A meditation by Fr R. Rohr
Those who “gaze upon” the crucified Jesus (John 19:37) long enough—with contemplative eyes—are always healed at deep levels of pain, unforgiveness, aggression, and victimhood. It demands no theological education at all, just an “inner exchange” by receiving the image within and offering one’s soul back in safe return.
“The crucified Jesus is no stranger” to any part of human history, as Dom Sebastian Moore so wisely put it.  The Crucified One offers, at a largely unconscious level, a very compassionate meaning system for history. The mystery of the rejection, suffering, passion, death, and raising up of Jesus is the interpretative key for what history means and where it is all going. Without such cosmic meaning and soul significance, the agonies and tragedies of humanity feel like Shakespeare’s “sound and fury signifying nothing.” The body can live without food easier than the soul can live without such meaning.
Theologian Serene Jones has reflected deeply on trauma and the cross. It is an event that both repels us and draws us near. We don’t fully understand it, but there’s a redeeming reason we are drawn to the image again and again:
The meaning [of the cross] that counts most on a day-to-day basis is the one nestled deep within the beholder’s heart—and hearts are too unwieldy and often unpredictable sites of meaning-making. The cross makes sense in ways that do not make sense. Imprinted on our conscious minds, it animates our unconscious compulsions and drives in ways that escape us. We live within the story but are not always sure quite how. We both know it and don’t know it. . . . Grace is grace. It comes. 

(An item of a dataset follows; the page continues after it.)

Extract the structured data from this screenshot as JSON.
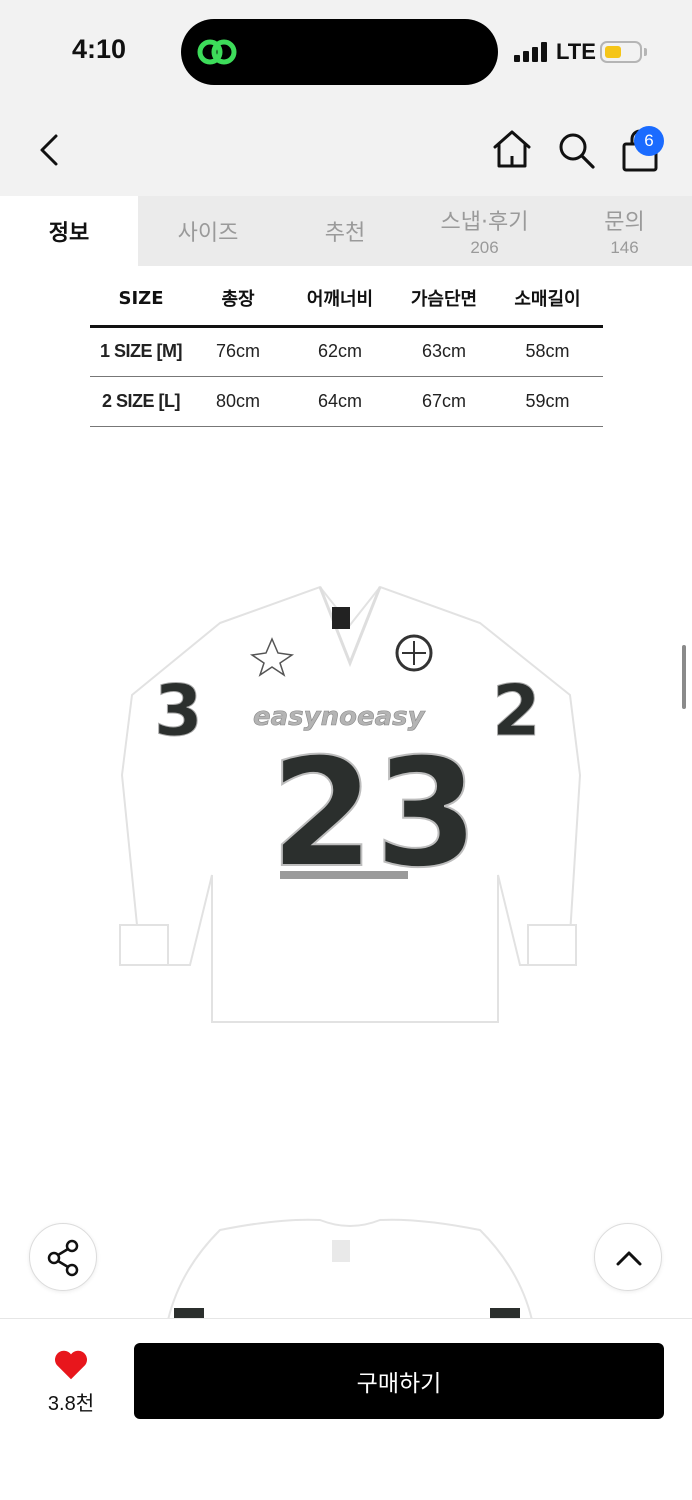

If all these human crucifixions are leading to some possible resurrection, and are not dead-end tragedies, this changes everything. If God is somehow participating in human suffering, instead of just passively tolerating it and observing it, that also changes everything—at least for those who are willing to “gaze” contemplatively.
This deep gazing upon the mystery of divine and human suffering is found in the prophet Zechariah in a very telling text that became a prophecy for the transformative power of the victims of history. He calls Israel to “Look upon the pierced one and to mourn over him as for an only son,” and “weep for him as for a firstborn child,” and then “from that mourning” (five times repeated) will flow “a spirit of kindness and prayer” (12:10) and “a fountain of water” (13:1, 14:8).
Today this is perhaps what we would call “grief work,” holding the mystery of pain and looking right at it and learning deeply from it, which normally leads to an uncanny and newfound compassion and understanding.
I believe we are invited to gaze upon the image of the crucified to soften our hearts toward God, and to know that God’s heart has always been softened toward us, even and most especially in our own suffering. This softens us toward ourselves and all others who suffer too—in one great wave of universal mercy.
 Sebastian Moore, The Crucified Jesus Is No Stranger (Seabury Press: 1977).
 Serene Jones, Trauma and Grace: Theology in a Ruptured World, 2nd ed. (Westminster John Knox: 2019), 73.
Adapted from Richard Rohr, Things Hidden: Scripture as Spirituality (Franciscan Media: 2008), 186, 192.